What does a blockchain rollout look like?

Posted on 25 Apr 2019 by Maddy White

Blockchain has grown rapidly in the last few years, we often hear of it saving companies ‘billions of pounds’, but what does a blockchain rollout look like in manufacturing?

Blockchain is a list of digital records linked together on a chain – image courtesy of Depositphotos.

Blockchain, or distributed ledger technology (DLT), is simply a list of digital records, or blocks, which are linked together in a time-sequenced chain.

Transactions are logged, time-stamped and a chain’s history cannot be modified. It could be the revolutionary method to trace products throughout manufacturing supply chains.

“It is common sense,” says Marc Tavener, global ambassador for Bitfury Group. “But it is about first working out what you want to solve.”

This kicked off Taverner’s keynote at the first ever Industrial Blockchain Summit  held in London earlier this month (April 11). 

“You need to start small, implement it in contracts or something internal, then constantly test the system and measure it, until it works efficiently and you can begin to use it in something more complex like supply chains.”

In recent Catapult research Blockchain in Action, which surveyed firms creating blockchain systems, 75% of the tech companies have products ready to demonstrate, but most work still comes from the financial sector.

Why do we need blockchain?

  • Any information can be digitalised
  • Any person can get free access to it
  • Information can be transferred in hundreds of ways instantly

Industrial blockchain exchange - image courtesy of TM
Manufacturing leaders from across the UK joined together (April 11) at the Industrial Blockchain Exchange in London – image courtesy of TM.

The industrial sector has yet to embrace blockchain in the way financial services has, one reason for this is because manufacturing has complex supply chains with many firms involved.

Often physical-not just digital-goods will be moved around, the quality of which can vary, making it a more challenging sector to utilise the technology.

Blockchain also requires all partners involved in an operation to collaborate and data share.

If for example, an automotive manufacturer wanted to use blockchain in its business, this would be difficult to implement because of its complicated supply chain, the requirement to get all partners around one table to discuss what distributed ledger technology they want to use, and the need to share data with those partners.

Taverner’s key benefits of blockchain in the supply chain:

  • Resistance to cyber attacks and internal fraud
  • An integrated common data space
  • Direct access to data
  • Transparent coordination throughout the supply chain
  • No accounting manipulation
  • Timestamps of when product changed hands and by who

“If you want to test it in your manufacturing business, I would suggest to take the word ‘blockchain’ out and just call it distributed ledger technology.
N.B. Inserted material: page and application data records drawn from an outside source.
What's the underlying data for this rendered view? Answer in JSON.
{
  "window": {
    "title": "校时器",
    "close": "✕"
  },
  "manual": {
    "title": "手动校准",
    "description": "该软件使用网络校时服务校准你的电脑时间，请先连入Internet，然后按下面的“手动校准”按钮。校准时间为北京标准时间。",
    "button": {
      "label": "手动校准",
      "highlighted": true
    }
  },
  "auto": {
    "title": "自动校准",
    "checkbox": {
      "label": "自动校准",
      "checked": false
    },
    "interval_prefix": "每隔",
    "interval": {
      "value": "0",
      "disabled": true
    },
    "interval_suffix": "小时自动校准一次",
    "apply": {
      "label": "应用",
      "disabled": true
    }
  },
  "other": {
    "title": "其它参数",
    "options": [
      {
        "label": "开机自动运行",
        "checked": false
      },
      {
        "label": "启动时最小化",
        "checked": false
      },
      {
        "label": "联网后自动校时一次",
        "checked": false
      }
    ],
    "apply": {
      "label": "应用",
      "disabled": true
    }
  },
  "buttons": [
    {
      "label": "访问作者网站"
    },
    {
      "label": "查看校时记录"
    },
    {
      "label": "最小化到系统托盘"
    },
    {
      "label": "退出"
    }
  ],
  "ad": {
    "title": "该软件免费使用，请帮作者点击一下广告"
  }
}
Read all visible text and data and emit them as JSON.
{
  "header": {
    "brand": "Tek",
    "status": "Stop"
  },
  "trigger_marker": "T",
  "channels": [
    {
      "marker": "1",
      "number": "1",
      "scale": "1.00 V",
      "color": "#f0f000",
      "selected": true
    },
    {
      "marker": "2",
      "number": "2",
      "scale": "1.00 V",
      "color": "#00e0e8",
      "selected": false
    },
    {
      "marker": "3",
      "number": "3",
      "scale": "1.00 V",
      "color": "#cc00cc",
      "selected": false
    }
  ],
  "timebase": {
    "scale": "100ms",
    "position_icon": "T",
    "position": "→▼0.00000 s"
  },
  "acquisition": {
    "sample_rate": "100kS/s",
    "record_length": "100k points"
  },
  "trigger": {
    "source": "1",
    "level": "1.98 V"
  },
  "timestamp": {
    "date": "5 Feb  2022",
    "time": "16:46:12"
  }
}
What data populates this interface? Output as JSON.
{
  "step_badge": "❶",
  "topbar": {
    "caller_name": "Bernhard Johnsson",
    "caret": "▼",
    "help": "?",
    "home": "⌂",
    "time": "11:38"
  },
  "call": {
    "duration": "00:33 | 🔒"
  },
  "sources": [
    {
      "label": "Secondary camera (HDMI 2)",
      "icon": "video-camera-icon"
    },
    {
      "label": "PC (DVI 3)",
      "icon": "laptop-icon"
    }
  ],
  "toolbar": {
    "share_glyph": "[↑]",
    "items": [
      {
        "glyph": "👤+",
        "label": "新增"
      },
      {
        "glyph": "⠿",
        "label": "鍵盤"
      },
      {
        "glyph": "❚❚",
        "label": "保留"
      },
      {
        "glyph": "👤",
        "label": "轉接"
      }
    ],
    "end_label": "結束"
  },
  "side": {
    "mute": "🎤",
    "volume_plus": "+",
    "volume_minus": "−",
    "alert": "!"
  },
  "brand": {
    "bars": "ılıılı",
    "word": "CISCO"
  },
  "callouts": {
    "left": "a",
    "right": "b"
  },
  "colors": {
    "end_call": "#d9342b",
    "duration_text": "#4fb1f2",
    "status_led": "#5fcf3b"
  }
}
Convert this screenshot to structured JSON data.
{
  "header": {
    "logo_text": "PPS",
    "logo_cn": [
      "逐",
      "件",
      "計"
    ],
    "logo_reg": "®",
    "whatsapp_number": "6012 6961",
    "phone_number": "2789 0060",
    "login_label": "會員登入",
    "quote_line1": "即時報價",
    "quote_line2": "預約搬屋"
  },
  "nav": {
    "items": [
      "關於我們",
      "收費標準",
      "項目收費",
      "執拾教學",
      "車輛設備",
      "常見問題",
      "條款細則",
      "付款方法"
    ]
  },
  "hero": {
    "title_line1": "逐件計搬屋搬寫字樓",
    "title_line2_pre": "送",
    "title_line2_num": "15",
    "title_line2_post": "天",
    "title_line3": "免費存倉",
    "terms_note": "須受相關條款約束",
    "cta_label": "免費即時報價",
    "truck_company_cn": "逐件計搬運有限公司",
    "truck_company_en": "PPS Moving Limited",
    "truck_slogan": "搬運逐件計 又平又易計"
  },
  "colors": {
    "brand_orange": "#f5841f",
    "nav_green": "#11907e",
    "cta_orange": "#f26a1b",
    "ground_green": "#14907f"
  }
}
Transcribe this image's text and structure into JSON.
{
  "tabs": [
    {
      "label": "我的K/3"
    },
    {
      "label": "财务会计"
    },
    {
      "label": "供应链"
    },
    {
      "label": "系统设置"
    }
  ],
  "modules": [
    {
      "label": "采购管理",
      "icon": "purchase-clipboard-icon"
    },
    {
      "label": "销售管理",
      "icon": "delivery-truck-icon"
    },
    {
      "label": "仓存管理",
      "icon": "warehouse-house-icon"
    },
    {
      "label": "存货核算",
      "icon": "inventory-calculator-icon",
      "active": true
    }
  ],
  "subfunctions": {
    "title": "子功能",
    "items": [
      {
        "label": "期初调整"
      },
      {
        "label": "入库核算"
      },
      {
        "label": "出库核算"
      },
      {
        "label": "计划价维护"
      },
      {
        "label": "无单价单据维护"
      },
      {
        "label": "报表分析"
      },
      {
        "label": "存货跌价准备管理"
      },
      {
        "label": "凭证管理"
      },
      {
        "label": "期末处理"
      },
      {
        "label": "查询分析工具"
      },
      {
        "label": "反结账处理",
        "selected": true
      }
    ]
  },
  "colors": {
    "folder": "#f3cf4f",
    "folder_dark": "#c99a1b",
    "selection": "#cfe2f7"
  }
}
When you test it you build a bank of data that you can measure, and so you can establish what you are achieving, or not achieving. It is simple, and the benefits for adopters are potentially huge.”